Work to be completed
Please go line by line and repeat the data below exactly, with no images.

(Available data)

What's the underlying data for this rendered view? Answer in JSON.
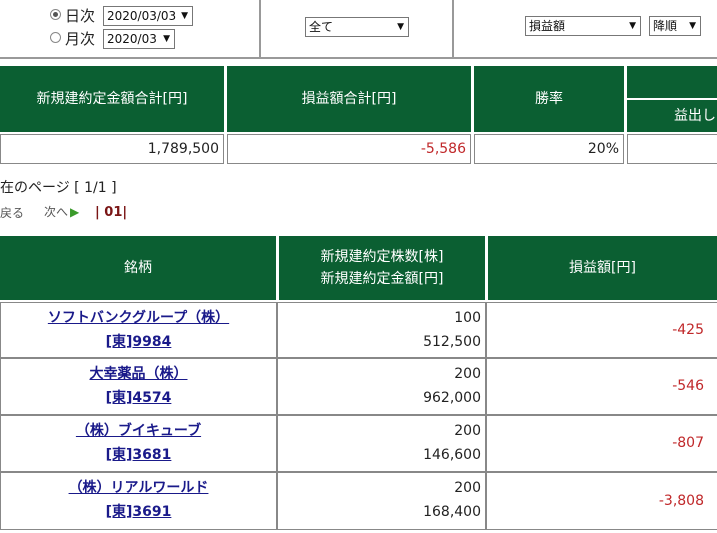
{
  "filters": {
    "daily_label": "日次",
    "daily_value": "2020/03/03",
    "monthly_label": "月次",
    "monthly_value": "2020/03",
    "category_value": "全て",
    "sort_field_value": "損益額",
    "sort_order_value": "降順"
  },
  "summary": {
    "headers": [
      "新規建約定金額合計[円]",
      "損益額合計[円]",
      "勝率",
      "益出し"
    ],
    "values": [
      "1,789,500",
      "-5,586",
      "20%"
    ]
  },
  "pagination": {
    "page_label": "在のページ [ 1/1 ]",
    "prev": "戻る",
    "next": "次へ",
    "page_link": "| 01|"
  },
  "detail": {
    "headers": {
      "name": "銘柄",
      "qty_line1": "新規建約定株数[株]",
      "qty_line2": "新規建約定金額[円]",
      "pl": "損益額[円]"
    },
    "rows": [
      {
        "name": "ソフトバンクグループ（株）",
        "code": "[東]9984",
        "shares": "100",
        "amount": "512,500",
        "pl": "-425"
      },
      {
        "name": "大幸薬品（株）",
        "code": "[東]4574",
        "shares": "200",
        "amount": "962,000",
        "pl": "-546"
      },
      {
        "name": "（株）ブイキューブ",
        "code": "[東]3681",
        "shares": "200",
        "amount": "146,600",
        "pl": "-807"
      },
      {
        "name": "（株）リアルワールド",
        "code": "[東]3691",
        "shares": "200",
        "amount": "168,400",
        "pl": "-3,808"
      }
    ]
  }
}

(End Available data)

Response area
What's the underlying data for this rendered view? Answer in JSON.
{
  "filters": {
    "daily_label": "日次",
    "daily_value": "2020/03/03",
    "monthly_label": "月次",
    "monthly_value": "2020/03",
    "category_value": "全て",
    "sort_field_value": "損益額",
    "sort_order_value": "降順"
  },
  "summary": {
    "headers": [
      "新規建約定金額合計[円]",
      "損益額合計[円]",
      "勝率",
      "益出し"
    ],
    "values": [
      "1,789,500",
      "-5,586",
      "20%"
    ]
  },
  "pagination": {
    "page_label": "在のページ [ 1/1 ]",
    "prev": "戻る",
    "next": "次へ",
    "page_link": "| 01|"
  },
  "detail": {
    "headers": {
      "name": "銘柄",
      "qty_line1": "新規建約定株数[株]",
      "qty_line2": "新規建約定金額[円]",
      "pl": "損益額[円]"
    },
    "rows": [
      {
        "name": "ソフトバンクグループ（株）",
        "code": "[東]9984",
        "shares": "100",
        "amount": "512,500",
        "pl": "-425"
      },
      {
        "name": "大幸薬品（株）",
        "code": "[東]4574",
        "shares": "200",
        "amount": "962,000",
        "pl": "-546"
      },
      {
        "name": "（株）ブイキューブ",
        "code": "[東]3681",
        "shares": "200",
        "amount": "146,600",
        "pl": "-807"
      },
      {
        "name": "（株）リアルワールド",
        "code": "[東]3691",
        "shares": "200",
        "amount": "168,400",
        "pl": "-3,808"
      }
    ]
  }
}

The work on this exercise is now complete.